**RECORDS TO USE**:
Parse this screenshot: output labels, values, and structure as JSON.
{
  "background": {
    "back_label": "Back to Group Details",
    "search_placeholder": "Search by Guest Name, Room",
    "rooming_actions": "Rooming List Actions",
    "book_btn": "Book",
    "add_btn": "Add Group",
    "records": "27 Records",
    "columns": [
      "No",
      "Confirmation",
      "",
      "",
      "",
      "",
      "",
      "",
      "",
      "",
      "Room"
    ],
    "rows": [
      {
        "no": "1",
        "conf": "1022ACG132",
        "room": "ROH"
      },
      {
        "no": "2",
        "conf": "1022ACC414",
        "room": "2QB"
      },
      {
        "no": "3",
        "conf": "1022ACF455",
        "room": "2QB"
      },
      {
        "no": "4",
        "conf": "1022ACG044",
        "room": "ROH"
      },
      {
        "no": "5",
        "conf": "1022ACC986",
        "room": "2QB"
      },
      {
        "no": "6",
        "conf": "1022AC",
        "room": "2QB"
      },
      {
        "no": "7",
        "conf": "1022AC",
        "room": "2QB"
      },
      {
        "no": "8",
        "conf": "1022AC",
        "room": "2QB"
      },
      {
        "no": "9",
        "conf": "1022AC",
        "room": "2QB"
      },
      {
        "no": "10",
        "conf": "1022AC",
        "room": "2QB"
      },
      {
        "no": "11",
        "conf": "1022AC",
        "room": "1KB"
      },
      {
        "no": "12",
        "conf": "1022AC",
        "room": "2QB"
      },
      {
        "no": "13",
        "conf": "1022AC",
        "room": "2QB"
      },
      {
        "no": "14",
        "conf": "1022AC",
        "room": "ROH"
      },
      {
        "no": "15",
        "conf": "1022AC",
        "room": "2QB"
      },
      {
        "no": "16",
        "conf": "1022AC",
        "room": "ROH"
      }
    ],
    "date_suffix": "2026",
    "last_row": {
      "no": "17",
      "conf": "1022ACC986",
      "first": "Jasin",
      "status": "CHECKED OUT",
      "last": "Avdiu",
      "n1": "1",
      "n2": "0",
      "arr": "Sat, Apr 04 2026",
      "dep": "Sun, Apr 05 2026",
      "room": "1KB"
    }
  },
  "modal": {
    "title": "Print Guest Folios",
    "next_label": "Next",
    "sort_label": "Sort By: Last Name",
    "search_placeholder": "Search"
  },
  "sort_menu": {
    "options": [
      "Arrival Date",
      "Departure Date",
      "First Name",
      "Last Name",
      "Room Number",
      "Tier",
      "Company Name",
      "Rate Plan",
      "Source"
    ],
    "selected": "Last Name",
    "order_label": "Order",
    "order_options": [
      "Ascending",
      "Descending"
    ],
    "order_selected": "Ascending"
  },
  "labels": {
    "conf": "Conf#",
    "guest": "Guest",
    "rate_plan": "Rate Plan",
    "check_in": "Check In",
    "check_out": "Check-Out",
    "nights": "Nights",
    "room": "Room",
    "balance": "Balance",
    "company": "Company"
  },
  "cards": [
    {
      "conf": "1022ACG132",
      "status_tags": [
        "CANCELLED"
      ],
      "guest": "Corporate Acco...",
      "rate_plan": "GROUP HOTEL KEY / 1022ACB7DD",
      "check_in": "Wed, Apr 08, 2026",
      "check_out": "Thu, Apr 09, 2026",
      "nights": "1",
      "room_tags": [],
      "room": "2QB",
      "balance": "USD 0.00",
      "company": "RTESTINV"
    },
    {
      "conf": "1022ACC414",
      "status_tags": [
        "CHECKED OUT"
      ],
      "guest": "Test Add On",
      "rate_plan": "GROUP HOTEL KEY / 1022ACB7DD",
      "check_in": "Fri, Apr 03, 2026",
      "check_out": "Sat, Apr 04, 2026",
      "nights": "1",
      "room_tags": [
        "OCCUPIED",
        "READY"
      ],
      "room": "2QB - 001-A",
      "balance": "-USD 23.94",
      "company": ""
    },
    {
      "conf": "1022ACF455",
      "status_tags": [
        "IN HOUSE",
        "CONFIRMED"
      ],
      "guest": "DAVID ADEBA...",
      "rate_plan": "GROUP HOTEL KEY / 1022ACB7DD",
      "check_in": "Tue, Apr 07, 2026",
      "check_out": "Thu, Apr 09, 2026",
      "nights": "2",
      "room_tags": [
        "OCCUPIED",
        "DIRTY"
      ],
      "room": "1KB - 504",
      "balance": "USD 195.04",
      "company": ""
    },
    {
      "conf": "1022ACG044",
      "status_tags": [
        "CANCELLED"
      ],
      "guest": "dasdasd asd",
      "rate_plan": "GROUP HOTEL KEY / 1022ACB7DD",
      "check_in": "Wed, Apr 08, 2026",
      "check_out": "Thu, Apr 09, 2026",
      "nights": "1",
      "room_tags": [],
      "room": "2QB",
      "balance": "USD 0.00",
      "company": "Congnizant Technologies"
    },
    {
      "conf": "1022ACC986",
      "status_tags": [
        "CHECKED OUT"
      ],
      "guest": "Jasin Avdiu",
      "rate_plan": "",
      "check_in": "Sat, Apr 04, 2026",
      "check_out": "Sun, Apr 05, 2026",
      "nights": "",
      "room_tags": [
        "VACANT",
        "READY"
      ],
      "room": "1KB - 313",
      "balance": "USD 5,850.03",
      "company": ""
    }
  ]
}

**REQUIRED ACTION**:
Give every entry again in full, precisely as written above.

**ANSWER TO THE PROBLEM**:
Parse this screenshot: output labels, values, and structure as JSON.
{
  "background": {
    "back_label": "Back to Group Details",
    "search_placeholder": "Search by Guest Name, Room",
    "rooming_actions": "Rooming List Actions",
    "book_btn": "Book",
    "add_btn": "Add Group",
    "records": "27 Records",
    "columns": [
      "No",
      "Confirmation",
      "",
      "",
      "",
      "",
      "",
      "",
      "",
      "",
      "Room"
    ],
    "rows": [
      {
        "no": "1",
        "conf": "1022ACG132",
        "room": "ROH"
      },
      {
        "no": "2",
        "conf": "1022ACC414",
        "room": "2QB"
      },
      {
        "no": "3",
        "conf": "1022ACF455",
        "room": "2QB"
      },
      {
        "no": "4",
        "conf": "1022ACG044",
        "room": "ROH"
      },
      {
        "no": "5",
        "conf": "1022ACC986",
        "room": "2QB"
      },
      {
        "no": "6",
        "conf": "1022AC",
        "room": "2QB"
      },
      {
        "no": "7",
        "conf": "1022AC",
        "room": "2QB"
      },
      {
        "no": "8",
        "conf": "1022AC",
        "room": "2QB"
      },
      {
        "no": "9",
        "conf": "1022AC",
        "room": "2QB"
      },
      {
        "no": "10",
        "conf": "1022AC",
        "room": "2QB"
      },
      {
        "no": "11",
        "conf": "1022AC",
        "room": "1KB"
      },
      {
        "no": "12",
        "conf": "1022AC",
        "room": "2QB"
      },
      {
        "no": "13",
        "conf": "1022AC",
        "room": "2QB"
      },
      {
        "no": "14",
        "conf": "1022AC",
        "room": "ROH"
      },
      {
        "no": "15",
        "conf": "1022AC",
        "room": "2QB"
      },
      {
        "no": "16",
        "conf": "1022AC",
        "room": "ROH"
      }
    ],
    "date_suffix": "2026",
    "last_row": {
      "no": "17",
      "conf": "1022ACC986",
      "first": "Jasin",
      "status": "CHECKED OUT",
      "last": "Avdiu",
      "n1": "1",
      "n2": "0",
      "arr": "Sat, Apr 04 2026",
      "dep": "Sun, Apr 05 2026",
      "room": "1KB"
    }
  },
  "modal": {
    "title": "Print Guest Folios",
    "next_label": "Next",
    "sort_label": "Sort By: Last Name",
    "search_placeholder": "Search"
  },
  "sort_menu": {
    "options": [
      "Arrival Date",
      "Departure Date",
      "First Name",
      "Last Name",
      "Room Number",
      "Tier",
      "Company Name",
      "Rate Plan",
      "Source"
    ],
    "selected": "Last Name",
    "order_label": "Order",
    "order_options": [
      "Ascending",
      "Descending"
    ],
    "order_selected": "Ascending"
  },
  "labels": {
    "conf": "Conf#",
    "guest": "Guest",
    "rate_plan": "Rate Plan",
    "check_in": "Check In",
    "check_out": "Check-Out",
    "nights": "Nights",
    "room": "Room",
    "balance": "Balance",
    "company": "Company"
  },
  "cards": [
    {
      "conf": "1022ACG132",
      "status_tags": [
        "CANCELLED"
      ],
      "guest": "Corporate Acco...",
      "rate_plan": "GROUP HOTEL KEY / 1022ACB7DD",
      "check_in": "Wed, Apr 08, 2026",
      "check_out": "Thu, Apr 09, 2026",
      "nights": "1",
      "room_tags": [],
      "room": "2QB",
      "balance": "USD 0.00",
      "company": "RTESTINV"
    },
    {
      "conf": "1022ACC414",
      "status_tags": [
        "CHECKED OUT"
      ],
      "guest": "Test Add On",
      "rate_plan": "GROUP HOTEL KEY / 1022ACB7DD",
      "check_in": "Fri, Apr 03, 2026",
      "check_out": "Sat, Apr 04, 2026",
      "nights": "1",
      "room_tags": [
        "OCCUPIED",
        "READY"
      ],
      "room": "2QB - 001-A",
      "balance": "-USD 23.94",
      "company": ""
    },
    {
      "conf": "1022ACF455",
      "status_tags": [
        "IN HOUSE",
        "CONFIRMED"
      ],
      "guest": "DAVID ADEBA...",
      "rate_plan": "GROUP HOTEL KEY / 1022ACB7DD",
      "check_in": "Tue, Apr 07, 2026",
      "check_out": "Thu, Apr 09, 2026",
      "nights": "2",
      "room_tags": [
        "OCCUPIED",
        "DIRTY"
      ],
      "room": "1KB - 504",
      "balance": "USD 195.04",
      "company": ""
    },
    {
      "conf": "1022ACG044",
      "status_tags": [
        "CANCELLED"
      ],
      "guest": "dasdasd asd",
      "rate_plan": "GROUP HOTEL KEY / 1022ACB7DD",
      "check_in": "Wed, Apr 08, 2026",
      "check_out": "Thu, Apr 09, 2026",
      "nights": "1",
      "room_tags": [],
      "room": "2QB",
      "balance": "USD 0.00",
      "company": "Congnizant Technologies"
    },
    {
      "conf": "1022ACC986",
      "status_tags": [
        "CHECKED OUT"
      ],
      "guest": "Jasin Avdiu",
      "rate_plan": "",
      "check_in": "Sat, Apr 04, 2026",
      "check_out": "Sun, Apr 05, 2026",
      "nights": "",
      "room_tags": [
        "VACANT",
        "READY"
      ],
      "room": "1KB - 313",
      "balance": "USD 5,850.03",
      "company": ""
    }
  ]
}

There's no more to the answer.